The critic Leo Steinberg famously wrote of the “flatbed picture plane” (borrowing from the name of the horizontal flatbed printing press) as the characteristic picture plane of the 1960s. He contrasted this to the concept of the picture plane of Old Master and subsequent paintings that represented the natural world as a vertical field associable with human posture. The flatbed picture plane, he proposed—whether or not lifted to the vertical—makes “symbolic allusion to hard surfaces such as tabletops, studio floors, charts, bulletin boards.”
He was arguing for its particular applicability to the work of Robert Rauschenberg, and claimed that it was specific to art whose subject was the man-made rather than anything belonging to the natural world. However, if we are willing to acknowledge that Frankenthaler’s 1960s paintings of water make a symbolic allusion to charts, we will notice their flatbed quality.

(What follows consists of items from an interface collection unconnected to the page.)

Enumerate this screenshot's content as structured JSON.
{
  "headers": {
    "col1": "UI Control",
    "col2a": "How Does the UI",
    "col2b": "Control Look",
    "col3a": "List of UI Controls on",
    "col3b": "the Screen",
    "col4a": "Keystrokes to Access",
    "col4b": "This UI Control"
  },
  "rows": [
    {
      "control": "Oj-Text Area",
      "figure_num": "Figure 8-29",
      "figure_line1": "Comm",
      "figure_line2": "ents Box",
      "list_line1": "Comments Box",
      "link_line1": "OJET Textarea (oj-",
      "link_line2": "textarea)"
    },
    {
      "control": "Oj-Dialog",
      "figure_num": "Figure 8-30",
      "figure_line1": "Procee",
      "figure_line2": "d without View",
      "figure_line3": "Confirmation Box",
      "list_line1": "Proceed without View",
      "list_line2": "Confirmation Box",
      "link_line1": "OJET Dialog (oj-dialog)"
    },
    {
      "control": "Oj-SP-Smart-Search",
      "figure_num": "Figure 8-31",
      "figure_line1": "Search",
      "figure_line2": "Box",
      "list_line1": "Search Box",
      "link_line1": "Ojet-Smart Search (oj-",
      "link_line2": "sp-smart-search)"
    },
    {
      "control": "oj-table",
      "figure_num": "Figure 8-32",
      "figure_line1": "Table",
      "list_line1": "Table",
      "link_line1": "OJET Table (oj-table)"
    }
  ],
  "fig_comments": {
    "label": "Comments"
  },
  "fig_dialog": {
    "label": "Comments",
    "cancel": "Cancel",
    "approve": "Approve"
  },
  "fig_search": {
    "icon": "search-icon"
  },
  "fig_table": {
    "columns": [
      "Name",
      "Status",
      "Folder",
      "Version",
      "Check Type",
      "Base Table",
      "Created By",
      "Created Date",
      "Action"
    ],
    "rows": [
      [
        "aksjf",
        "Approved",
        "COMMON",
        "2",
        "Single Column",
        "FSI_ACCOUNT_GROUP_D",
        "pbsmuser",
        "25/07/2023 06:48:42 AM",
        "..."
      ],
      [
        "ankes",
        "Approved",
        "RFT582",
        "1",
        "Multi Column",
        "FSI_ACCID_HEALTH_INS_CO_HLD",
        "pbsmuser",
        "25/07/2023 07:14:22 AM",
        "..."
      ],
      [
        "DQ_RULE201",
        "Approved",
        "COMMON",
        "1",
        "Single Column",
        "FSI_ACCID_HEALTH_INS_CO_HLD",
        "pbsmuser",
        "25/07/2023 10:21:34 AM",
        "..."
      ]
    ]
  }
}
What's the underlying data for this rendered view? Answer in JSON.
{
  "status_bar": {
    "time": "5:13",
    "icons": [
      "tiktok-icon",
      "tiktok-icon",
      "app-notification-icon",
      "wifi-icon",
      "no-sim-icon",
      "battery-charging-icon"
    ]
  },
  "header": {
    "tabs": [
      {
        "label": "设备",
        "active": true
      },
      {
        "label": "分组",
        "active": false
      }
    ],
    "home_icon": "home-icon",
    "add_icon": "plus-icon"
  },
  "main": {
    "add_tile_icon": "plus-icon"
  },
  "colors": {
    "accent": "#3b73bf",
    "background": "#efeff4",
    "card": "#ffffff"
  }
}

But the balancing acts that they perform when seen vertically, in orientation to human posture, are not diminished by that quality, but enhanced by it, just as (I think) are Rauschenberg’s.
Jumping ahead to the climactic canvas of this period, the enormous, ten-by-twelve-foot Flood of 1967, we are invited to see the overlapping layers of paint both as flooding the flatbed picture plane from distant to near, in evocation of a succession of incoming waves across the big tidal flat, and as falling—or, better, suspended from falling—from the top edge to the bottom of a vertical field. Or as blowing sunset clouds over a landscape above the water. Or as something fleshy, warm, and corporeal swelling over something thinner and cooler. A work such as this has many intimations.
We see that Frankenthaler has returned to the idea of The Bay, only to move closer to—and to move us further from—the “waves’ own conformation.” And the hint of fussiness in The Bay (in the excessive care with which the contour of the blue shape is formed) is thrown off with bravura. It is a breathtaking painting that moves from the reminder of Florentine drawing in the paintings of the earlier 1960s to the Venetian sumptuousness of a Veronese.
This sets the pattern for the big, generous paintings of sky, land, and water that Frankenthaler will paint later in her career. In fact, the latter part of her career—spent living and working on the Long Island Sound at Stamford, and then at Darien, in Connecticut—was dominated by pictures inspired by water. And, since painting Mountains and Sea back in 1952, she had known that the art of painting was, at its most basic, a matter of moving colored watery liquid over a flat surface.
Text © John Elderfield. Artwork © 2018 Helen Frankenthaler Foundation, Inc./Artists Rights Society (ARS), New York. Abstract Climates: Helen Frankenthaler in Provincetown, Provincetown Art Association and Museum, Provincetown, Massachusetts, July 7–September 2, 2018. Traveling in an expanded form to the Parrish Art Museum, Water Mill, New York, from August 4 through October 27, 2019. Not all of the works illustrated here are featured in the exhibition. Special thanks to Elizabeth Smith, Lise Motherwell, Jeanne Collins, Lauren Mahony, the Helen Frankenthaler Foundation, and the Provincetown Art Association and Museum.